Last month a teenager in Suffolk was served with an anti-social behaviour order (Asbo) banning him from using abusive language and visiting particular areas.
It would have passed by unnoticed, but the district council decided, for the first time, to distribute 500 leaflets revealing his identity and urging residents to notify the appropriate authorities if he breaks any of his conditions.
'Either the locality will be too frightened to go near him or the opposite will happen, and they will get together, seek him out and exact some vengeance on him,' his solicitor David Stewart told Socialist Review. 'I am considering the law on the publication of photographs, and I may be taking further action.'
This is not a strange aberration in the wilds of Suffolk, but the future of policing in Britain. The Home Office is urging local authorities and the police throughout the country to publicise the names of adults and children issued with Asbos. Its new guidelines state, 'Publicising should be the norm, not the exception. An individual who is subject to an Asbo should understand that the community is likely to learn about it.'
Despite the distinct possibility of acts of revenge and mob justice, the Home Office is taking no serious steps to prevent vigilantism. Nor has the Home Office taken into account the impact of publication on these often vulnerable individuals. Who is going to employ the local youth after they have been named and shamed? Moreover there is no evidence that public humiliation acts as a deterrent. As the assistant general secretary of the probation officers' union Napo, Harry Fletcher, points out, 'It's far more likely to make people more angry, more mischievous and more deviant.'

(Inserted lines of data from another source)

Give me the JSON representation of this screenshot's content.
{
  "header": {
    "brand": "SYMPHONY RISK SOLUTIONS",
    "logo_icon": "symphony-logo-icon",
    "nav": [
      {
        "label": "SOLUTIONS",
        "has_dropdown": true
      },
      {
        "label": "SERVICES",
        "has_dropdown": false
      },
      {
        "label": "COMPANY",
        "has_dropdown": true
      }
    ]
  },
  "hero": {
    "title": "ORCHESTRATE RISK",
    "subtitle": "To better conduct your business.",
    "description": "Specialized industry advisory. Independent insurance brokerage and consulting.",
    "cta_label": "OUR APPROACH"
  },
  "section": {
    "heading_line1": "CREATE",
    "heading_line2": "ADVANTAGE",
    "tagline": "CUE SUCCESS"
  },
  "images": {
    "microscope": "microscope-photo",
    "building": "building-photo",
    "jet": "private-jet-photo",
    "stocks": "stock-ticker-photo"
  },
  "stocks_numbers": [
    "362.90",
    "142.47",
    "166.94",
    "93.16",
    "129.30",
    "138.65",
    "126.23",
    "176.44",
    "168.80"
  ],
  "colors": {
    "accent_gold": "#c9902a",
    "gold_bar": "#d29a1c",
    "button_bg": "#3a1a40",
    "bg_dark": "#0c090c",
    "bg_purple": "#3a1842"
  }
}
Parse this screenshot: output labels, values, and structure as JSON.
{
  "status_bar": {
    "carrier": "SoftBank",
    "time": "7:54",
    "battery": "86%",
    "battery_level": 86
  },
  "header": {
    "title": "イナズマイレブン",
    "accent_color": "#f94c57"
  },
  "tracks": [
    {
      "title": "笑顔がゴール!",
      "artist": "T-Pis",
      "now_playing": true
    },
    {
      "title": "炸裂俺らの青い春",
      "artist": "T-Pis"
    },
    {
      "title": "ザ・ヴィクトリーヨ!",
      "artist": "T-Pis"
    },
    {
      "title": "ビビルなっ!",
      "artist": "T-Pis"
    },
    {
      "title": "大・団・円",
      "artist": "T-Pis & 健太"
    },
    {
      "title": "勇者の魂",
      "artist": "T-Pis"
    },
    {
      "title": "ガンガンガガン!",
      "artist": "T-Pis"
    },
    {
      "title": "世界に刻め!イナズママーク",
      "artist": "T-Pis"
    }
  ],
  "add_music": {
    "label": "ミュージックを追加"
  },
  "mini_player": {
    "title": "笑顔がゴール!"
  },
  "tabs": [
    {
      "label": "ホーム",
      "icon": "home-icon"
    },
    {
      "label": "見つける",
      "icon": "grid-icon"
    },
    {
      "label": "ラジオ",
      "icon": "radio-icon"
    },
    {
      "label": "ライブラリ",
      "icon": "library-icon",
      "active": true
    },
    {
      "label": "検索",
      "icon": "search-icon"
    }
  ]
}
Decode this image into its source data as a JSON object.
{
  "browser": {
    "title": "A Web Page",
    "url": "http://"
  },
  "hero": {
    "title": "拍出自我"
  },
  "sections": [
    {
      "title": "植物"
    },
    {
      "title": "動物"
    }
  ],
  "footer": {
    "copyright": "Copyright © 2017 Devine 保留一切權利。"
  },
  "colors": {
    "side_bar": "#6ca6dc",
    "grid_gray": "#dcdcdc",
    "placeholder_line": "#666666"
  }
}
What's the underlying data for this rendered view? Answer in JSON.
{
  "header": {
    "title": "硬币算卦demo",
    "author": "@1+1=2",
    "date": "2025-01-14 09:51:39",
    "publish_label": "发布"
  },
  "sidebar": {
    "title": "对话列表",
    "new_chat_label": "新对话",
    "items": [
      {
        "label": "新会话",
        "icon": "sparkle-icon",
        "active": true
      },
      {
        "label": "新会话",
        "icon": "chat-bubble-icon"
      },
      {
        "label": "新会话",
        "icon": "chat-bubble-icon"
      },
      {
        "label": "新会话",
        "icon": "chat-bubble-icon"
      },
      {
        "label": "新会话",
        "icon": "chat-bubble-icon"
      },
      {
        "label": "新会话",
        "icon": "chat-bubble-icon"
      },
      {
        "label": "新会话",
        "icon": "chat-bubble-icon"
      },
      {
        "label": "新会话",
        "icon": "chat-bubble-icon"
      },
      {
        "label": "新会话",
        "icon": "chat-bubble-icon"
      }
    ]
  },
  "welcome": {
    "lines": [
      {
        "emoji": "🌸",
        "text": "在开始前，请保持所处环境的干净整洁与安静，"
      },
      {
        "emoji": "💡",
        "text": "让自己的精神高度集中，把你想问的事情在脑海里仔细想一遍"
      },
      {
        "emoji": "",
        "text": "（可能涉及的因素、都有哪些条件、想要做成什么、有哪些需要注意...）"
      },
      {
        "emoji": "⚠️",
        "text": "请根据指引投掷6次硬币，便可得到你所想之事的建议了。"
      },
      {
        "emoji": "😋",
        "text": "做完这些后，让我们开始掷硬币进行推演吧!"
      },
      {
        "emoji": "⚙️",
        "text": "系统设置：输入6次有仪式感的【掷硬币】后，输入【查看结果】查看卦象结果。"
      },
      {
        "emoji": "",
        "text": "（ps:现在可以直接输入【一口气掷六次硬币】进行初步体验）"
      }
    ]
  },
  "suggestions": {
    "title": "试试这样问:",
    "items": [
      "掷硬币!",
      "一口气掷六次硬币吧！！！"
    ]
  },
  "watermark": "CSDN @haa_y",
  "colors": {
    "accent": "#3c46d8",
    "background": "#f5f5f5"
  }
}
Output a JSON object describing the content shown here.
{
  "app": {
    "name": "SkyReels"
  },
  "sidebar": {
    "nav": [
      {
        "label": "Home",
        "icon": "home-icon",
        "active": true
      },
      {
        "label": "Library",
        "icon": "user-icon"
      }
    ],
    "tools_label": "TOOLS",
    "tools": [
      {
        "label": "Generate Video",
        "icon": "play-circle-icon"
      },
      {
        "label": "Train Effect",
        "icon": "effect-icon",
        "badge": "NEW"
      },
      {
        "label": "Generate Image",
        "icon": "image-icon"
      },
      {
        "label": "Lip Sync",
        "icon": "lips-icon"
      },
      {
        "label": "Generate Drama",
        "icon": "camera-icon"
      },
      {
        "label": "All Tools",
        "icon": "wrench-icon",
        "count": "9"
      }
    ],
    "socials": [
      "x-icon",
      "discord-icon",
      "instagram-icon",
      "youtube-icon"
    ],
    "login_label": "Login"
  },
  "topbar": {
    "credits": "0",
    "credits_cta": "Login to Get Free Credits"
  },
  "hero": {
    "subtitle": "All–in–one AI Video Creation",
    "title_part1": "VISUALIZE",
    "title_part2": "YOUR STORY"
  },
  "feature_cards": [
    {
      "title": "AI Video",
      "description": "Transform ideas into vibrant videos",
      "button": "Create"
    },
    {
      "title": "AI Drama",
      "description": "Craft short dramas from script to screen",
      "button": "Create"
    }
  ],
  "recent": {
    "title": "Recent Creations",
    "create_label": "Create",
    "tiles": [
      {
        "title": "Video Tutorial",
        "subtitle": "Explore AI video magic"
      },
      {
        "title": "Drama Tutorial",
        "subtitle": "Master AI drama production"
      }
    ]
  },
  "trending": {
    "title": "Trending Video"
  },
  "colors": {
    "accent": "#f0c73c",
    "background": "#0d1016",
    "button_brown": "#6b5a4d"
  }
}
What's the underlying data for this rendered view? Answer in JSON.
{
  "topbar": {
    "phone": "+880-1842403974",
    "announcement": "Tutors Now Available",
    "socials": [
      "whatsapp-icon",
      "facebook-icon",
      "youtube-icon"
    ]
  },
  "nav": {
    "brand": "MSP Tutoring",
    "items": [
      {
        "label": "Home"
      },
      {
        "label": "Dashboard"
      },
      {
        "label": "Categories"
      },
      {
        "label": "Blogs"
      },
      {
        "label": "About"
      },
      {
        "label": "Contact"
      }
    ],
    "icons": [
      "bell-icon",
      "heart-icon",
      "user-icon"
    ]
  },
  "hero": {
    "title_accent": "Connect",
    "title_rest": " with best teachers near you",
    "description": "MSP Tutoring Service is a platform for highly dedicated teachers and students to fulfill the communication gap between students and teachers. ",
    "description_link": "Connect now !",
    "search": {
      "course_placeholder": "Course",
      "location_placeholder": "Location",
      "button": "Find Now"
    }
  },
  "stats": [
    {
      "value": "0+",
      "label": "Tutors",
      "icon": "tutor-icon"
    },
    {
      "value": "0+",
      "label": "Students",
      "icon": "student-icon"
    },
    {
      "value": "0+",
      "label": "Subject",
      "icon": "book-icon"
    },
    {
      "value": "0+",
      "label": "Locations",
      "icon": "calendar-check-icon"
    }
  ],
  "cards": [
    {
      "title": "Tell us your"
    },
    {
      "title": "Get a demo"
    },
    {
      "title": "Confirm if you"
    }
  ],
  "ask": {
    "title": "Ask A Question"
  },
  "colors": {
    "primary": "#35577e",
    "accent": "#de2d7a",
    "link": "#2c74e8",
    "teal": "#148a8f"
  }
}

The government claims the guidelines are based on a controversial test case. Last year the Court of Appeal ruled against three young people publicly named in the London borough of Brent. The judge said the publicity was justified as long as it was not intended as a punishment. Yet it is difficult to see how it is anything other than a punishment - the youths reported they were refused employment, victimised and ostracised. One of the boys' father said, 'This has ruined my whole family's life. My son is threatened on the street by vigilantes. These kids have just been branded as responsible for every bit of trouble round here.'
Of course these young people were far from angels. They were accused of wreaking havoc on local estates. But soon afterwards residents complained other youngsters had taken their place and the quality of their lives had not improved. Besides, the orders and the publicity went no way towards addressing the causes of their behaviour.
Asbos were introduced in April 1999 as part of the government's efforts to crack down on what it claimed was a rising tide of low-level unruly behaviour ranging from flytipping to kids setting off fireworks. Initially only 104 orders were issued, but the figures rose dramatically when the government intervened in 2003 - now nearly 4,000 have been issued, with almost 20 percent of these in the most recent quarter (July to September 2004).
This trend shows no sign of slowing. The government plans to make anti-social behaviour a feature of the forthcoming election campaign, and has set up an anti-social behaviour unit headed by Louise Casey (the former homelessness tsar) to promote the orders. The unit helps implement Asbos, organises awards for people who complain about their neighbours and runs courses.
Casey has taken her matronly meanness (she once said people shouldn't give to the homeless) to her new job: 'I think we have become too tolerant around taking action on these particular issues. We think the way to deal with them is by feeling sorry for them, and providing more and more services to them in the hope that maybe then their behaviour becomes checked.'
However, Asbos have been used extensively against the very people abandoned not helped, by successive governments - teenagers, people with mental health problems, beggars, prostitutes and drug addicts. According to government statistics, just under half have been served on juveniles. A recent Napo report documents many alarming cases, including a prostitute banned from carrying condoms, a drug addict banned from begging, a homeless alcoholic banned from consuming alcohol, and a man banned from dancing with a Christmas tree. The report concludes that people are being imprisoned for previously non-imprisonable offences because breach of an Asbo carries a maximum sentence of five years - figures for the most recent quarter show 42 percent of orders are breached and half end up in prison.
This is likely to get worse once the Serious Organised Crime and Police Bill becomes law. As well as effectively reversing the presumption of privacy for all children involved in criminal proceedings, it paves the way for the privatisation of some Asbo functions. It also allows the home secretary to allow private community groups like Neighbourhood Watch to apply for Asbos.
Fortunately those at the cutting edge of the criminal justice system are not standing idly by as the vulnerable are criminalised. In April lawyers, youth workers, children's charities and probation workers are launching a campaign called Asbo Concern. Napo's Harry Fletcher, who is speaking at the launch rally, said: 'Naming and shaming is a cheap, headline grabbing measure which will appeal to the Daily Mail but will do nothing to deal with the causes of anti-social behaviour.'
In the same week as the Suffolk teenager was named and shamed, another teenager was publicly branded a troublemaker in a council leaflet. How long before someone is seriously hurt?